It's weird to think of it this way, but I was having a similar reaction to opening night of Crazy For You to the one I had at the end of doing Beethoven's 9th Symphony. Giddy tears and trembling excitement, and a whole lot of greedy, basking love for the audience and its standing ovation. Even if I was down in the pit. I could still crane 'round and see them.
(Btw, they moved us from backstage to down in the pit with the orchestra, mic'd. Which is a great thing. Besides, I like calling myself a "pit singer" more than a "backstage singer." I'm also defaulting to Backup Girl.)

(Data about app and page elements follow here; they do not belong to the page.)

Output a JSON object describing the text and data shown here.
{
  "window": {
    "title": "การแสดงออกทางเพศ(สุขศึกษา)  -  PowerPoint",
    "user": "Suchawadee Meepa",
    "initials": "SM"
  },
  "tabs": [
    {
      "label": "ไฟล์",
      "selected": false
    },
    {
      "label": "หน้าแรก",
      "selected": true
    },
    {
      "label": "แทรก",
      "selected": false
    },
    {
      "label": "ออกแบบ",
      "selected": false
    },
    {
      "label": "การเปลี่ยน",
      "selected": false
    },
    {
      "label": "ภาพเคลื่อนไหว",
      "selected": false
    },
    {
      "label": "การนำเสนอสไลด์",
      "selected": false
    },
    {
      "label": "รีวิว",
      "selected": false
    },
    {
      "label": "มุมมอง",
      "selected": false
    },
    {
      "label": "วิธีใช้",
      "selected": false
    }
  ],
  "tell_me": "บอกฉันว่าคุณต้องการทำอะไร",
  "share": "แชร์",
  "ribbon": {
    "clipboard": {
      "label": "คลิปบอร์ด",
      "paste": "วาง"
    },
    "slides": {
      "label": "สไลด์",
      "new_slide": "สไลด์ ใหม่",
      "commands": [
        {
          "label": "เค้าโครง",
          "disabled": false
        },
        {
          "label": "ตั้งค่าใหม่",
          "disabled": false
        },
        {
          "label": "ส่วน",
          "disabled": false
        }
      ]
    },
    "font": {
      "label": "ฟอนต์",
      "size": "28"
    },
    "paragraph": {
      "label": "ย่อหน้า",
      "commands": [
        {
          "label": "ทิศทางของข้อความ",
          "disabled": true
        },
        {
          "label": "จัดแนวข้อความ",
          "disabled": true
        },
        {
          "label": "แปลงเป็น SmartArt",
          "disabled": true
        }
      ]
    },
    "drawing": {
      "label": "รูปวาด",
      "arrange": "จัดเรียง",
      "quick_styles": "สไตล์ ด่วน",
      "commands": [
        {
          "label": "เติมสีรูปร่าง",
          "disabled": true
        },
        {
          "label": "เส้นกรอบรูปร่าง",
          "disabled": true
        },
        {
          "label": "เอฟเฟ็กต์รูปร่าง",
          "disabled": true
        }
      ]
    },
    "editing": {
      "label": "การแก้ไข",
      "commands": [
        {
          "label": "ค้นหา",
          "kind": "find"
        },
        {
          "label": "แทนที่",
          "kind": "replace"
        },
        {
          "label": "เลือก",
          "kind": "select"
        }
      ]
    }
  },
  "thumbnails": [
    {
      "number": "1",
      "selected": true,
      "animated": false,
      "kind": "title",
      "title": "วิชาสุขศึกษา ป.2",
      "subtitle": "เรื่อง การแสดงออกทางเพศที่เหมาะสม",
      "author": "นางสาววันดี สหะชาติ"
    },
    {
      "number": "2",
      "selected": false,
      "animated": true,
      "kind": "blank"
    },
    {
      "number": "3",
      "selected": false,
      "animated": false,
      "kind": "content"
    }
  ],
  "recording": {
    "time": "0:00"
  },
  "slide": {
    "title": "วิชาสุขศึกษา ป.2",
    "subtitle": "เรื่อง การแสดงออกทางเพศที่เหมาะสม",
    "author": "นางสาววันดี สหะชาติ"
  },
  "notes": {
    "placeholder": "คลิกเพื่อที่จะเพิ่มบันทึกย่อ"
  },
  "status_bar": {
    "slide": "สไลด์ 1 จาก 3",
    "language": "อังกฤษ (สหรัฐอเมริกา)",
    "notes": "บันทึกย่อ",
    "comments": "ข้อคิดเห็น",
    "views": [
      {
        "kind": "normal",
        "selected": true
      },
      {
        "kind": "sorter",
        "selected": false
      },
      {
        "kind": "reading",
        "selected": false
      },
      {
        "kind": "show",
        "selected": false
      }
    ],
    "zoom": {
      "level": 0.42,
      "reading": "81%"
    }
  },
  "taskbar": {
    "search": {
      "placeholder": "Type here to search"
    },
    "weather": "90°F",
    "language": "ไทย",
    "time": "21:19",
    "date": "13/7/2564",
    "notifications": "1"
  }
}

The show was fantastic. It was a blast. A whirling, frantic putting-together, and a beautiful opening night. The theater has more than its fair share of technical difficulties, and some things blew up at the last minute--missing actors, breaking props--but they still got it off in great order. Everybody stepped up and were brilliant. I've said this before, but I've never really been much for dance shows (I can take a lot of Fosse, but chorus lines and follies have never thrilled), but I sat in awe of this group. These girls are professional quality dancers (there's a 15 y.o. teaching dance classes already, and a girl who just got accepted into the Rockettes, for instance), and they're stunning. The choreography and acrobatics were gorgeous, huge, clever, funny, delightful. There's a bit where the girls are bells, if that makes any sense, and a pinwheel, and and and...
I love it. I'm in love. I'm giddy. I even got over enough of my crisis-level shyness to go with my carpool mates to the cast party, and chat and be silly and play games in the pool. The acting was great, the comedy was spot on (even the cheesy parts - and the physical comedy was PERFECT), the music was grand, and, if I do say so myself, the singing went well. Giddy giddy giddy!
Well, be fair; I was giddy. The budget crisis has taken its toll. Chris is a union rep for our campus, for contingent lecturers (think: the college faculty equivalent of highly vulnerable wage slaves, with next to no protections, who make up the majority and do most of the work; the adage is that every lecturer is fifteen seconds from utter humiliation). There's been a slash-and-burn going on, and a lot of people are up in the air, and we spent the morning with a handful of lecturers who've been on tenterhooks and probably let go from the university-but-not-necessarily-completely, trying to hash out their rights and contracts and potential outcomes--the culmination of which was a last minute email (received by one of them by iPhone) with the nail in the coffin for all of them. Their small hope was a false one; they have no work, and no rehiring rights, and no continued affiliation with the university or the committees they man, this Fall. Which is to say, in a week and a half. They have no health insurance, they will not be getting a check this month. They're not even at the top of the rehire-if-we-get-some-money list. They have to give back their keys, and clear out their offices. This week.
These are people we know. Our campus, with its 400 faculty, has lost 187--no, wait.. now it's 192, after this morning, isn't it?--of its faculty. Cut in half. Everyone the university could cut without declaring an official layoff, they cut. Fellow lecturer reps from other campuses are working with the union through the summer, even though their teaching jobs are no longer waiting for them in Fall. These are dedicated, passionate teachers, and most of the people we were with today graduated from this campus, went through the very programs they're teaching in, worked most intensively with the most vulnerable students, in the most fundamental classes.
And they're just... gone, now.
(This doesn't even get into the issue of the hundreds of classes cut on our campus alone--classes that were full, and whose students have not even been informed of the cuts and schedule changes and who will most likely get to campus on day one with no idea their classes and teachers are gone and that several of their class days will be furloughed &c, but who have been pulled for an extra $500 for this semester, or $1000 for the year, already. Or all the students who just aren't going to be accepted at all, come Spring and next year, despite state law dictating that this system accept all eligible students. And all the basic remedial classes the bulk of new students will need to complete in their first year to be kept on at the university, but which will be unavailable to them, since they've been cut. And--)
...Sorry for the whiplash. That kinda' where we're at, right now.
I think we're going to spend some of my blood on Julie&Julia (...I can get comp movie tickets, with all the blood donations I've racked up), try to get something a little joyful going.